# Brief:
Where the word "headline" occurs in a line of the listing below, copy that line.

# Recorded data:
--

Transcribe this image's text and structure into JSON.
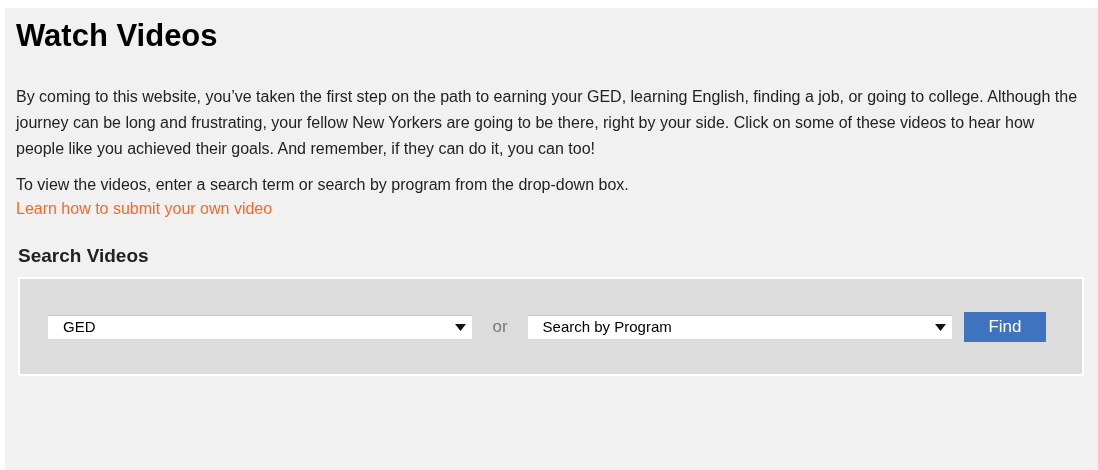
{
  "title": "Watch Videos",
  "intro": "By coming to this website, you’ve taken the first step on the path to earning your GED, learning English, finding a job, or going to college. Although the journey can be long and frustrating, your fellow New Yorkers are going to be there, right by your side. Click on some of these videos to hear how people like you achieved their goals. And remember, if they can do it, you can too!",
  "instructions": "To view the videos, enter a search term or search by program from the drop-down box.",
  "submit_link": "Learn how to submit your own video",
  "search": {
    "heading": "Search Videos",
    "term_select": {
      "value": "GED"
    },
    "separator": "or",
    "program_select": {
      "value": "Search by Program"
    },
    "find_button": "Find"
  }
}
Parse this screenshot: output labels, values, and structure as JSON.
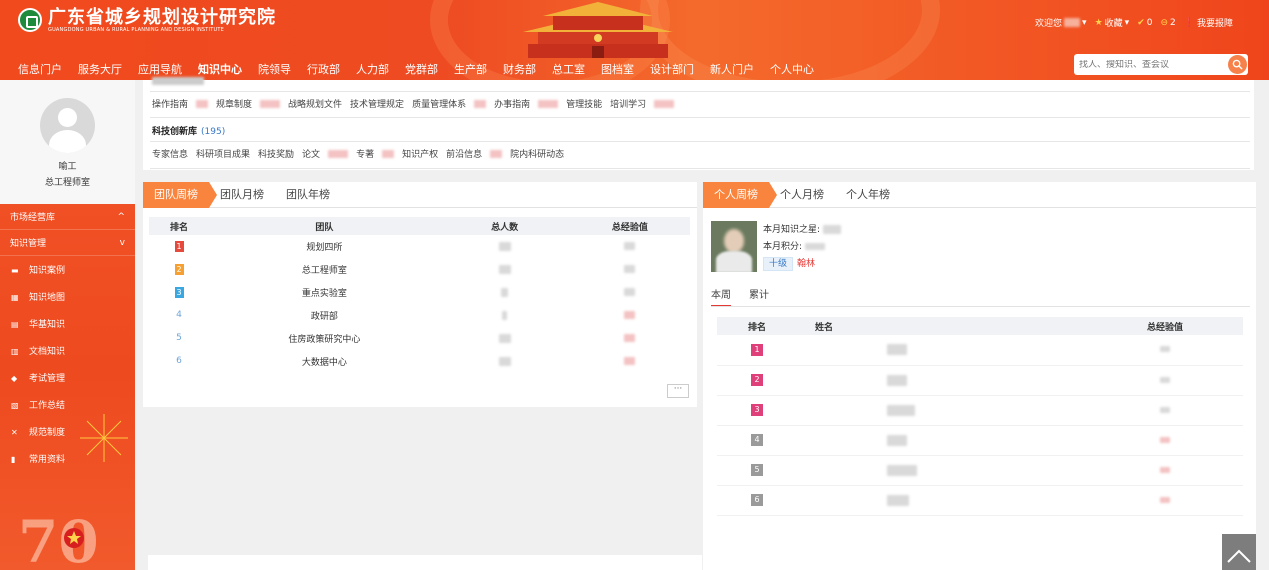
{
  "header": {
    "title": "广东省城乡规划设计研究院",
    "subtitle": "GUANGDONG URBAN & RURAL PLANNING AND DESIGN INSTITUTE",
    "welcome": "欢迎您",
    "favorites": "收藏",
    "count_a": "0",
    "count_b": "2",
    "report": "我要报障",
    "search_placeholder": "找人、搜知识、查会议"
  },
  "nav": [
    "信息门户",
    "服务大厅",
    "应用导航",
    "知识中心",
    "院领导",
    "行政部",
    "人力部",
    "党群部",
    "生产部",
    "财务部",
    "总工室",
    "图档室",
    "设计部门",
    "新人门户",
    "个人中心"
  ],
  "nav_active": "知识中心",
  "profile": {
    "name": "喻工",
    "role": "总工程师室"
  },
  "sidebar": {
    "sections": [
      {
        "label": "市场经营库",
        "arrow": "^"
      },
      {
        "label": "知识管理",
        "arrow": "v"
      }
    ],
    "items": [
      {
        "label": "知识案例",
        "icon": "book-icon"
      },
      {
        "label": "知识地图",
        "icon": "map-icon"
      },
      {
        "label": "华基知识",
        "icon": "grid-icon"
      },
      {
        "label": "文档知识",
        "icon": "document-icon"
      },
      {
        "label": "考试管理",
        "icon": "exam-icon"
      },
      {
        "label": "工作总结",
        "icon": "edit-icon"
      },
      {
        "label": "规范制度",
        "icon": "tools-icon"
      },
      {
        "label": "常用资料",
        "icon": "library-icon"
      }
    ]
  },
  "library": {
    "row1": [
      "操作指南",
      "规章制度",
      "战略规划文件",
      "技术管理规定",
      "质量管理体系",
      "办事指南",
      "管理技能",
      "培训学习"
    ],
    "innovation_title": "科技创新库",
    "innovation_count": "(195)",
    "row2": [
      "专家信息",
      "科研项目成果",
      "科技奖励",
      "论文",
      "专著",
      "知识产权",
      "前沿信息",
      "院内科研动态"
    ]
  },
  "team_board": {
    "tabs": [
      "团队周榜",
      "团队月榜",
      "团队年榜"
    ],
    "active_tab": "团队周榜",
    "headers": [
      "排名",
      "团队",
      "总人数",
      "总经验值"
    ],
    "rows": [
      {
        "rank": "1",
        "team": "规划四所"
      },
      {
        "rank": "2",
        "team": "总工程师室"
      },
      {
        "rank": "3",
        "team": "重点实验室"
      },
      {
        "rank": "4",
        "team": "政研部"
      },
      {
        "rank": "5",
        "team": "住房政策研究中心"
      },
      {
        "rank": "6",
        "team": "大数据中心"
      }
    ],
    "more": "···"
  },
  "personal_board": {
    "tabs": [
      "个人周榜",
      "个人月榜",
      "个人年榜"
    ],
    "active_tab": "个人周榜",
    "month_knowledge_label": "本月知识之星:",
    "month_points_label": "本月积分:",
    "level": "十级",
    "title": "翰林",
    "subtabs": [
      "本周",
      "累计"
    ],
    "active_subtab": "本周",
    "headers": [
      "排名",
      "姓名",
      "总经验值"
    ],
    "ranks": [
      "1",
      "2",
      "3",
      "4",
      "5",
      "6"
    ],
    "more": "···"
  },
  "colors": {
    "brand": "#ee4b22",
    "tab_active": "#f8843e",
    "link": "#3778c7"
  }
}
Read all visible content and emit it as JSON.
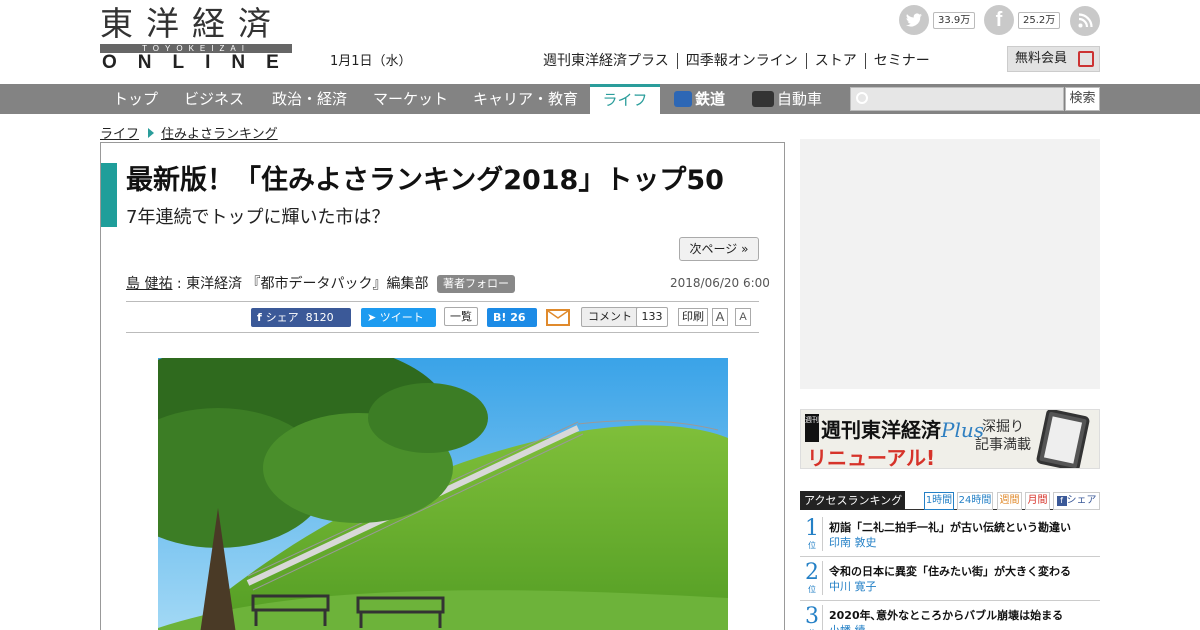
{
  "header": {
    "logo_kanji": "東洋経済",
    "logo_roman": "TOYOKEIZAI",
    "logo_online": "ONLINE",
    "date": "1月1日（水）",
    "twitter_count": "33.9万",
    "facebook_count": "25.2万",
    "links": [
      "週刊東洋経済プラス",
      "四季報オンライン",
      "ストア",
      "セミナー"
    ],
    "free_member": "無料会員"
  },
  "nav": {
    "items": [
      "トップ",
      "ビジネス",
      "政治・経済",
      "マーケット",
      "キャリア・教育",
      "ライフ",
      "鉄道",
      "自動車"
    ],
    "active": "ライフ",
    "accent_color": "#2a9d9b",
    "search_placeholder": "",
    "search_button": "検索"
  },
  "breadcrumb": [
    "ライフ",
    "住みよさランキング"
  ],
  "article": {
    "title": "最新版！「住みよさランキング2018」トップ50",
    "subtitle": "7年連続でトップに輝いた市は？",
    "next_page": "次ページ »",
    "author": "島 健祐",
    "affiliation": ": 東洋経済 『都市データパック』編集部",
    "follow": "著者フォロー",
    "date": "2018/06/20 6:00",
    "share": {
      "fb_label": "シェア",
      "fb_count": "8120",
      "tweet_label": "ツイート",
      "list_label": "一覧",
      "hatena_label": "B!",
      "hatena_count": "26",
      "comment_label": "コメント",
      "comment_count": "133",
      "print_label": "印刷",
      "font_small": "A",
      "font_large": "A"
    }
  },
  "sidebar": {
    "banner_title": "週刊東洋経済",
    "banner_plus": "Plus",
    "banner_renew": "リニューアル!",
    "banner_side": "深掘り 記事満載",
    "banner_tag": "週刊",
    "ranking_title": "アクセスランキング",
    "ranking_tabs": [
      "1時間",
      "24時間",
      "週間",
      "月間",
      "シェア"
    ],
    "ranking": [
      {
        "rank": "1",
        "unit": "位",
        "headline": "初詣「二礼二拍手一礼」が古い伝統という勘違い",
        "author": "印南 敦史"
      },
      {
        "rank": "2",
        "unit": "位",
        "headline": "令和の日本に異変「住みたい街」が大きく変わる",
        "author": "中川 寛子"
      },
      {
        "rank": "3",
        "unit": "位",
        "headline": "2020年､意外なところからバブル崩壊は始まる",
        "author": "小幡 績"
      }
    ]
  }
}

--

# Task solution:
        "headline": "初詣「二礼二拍手一礼」が古い伝統という勘違い",
        "headline": "令和の日本に異変「住みたい街」が大きく変わる",
        "headline": "2020年､意外なところからバブル崩壊は始まる",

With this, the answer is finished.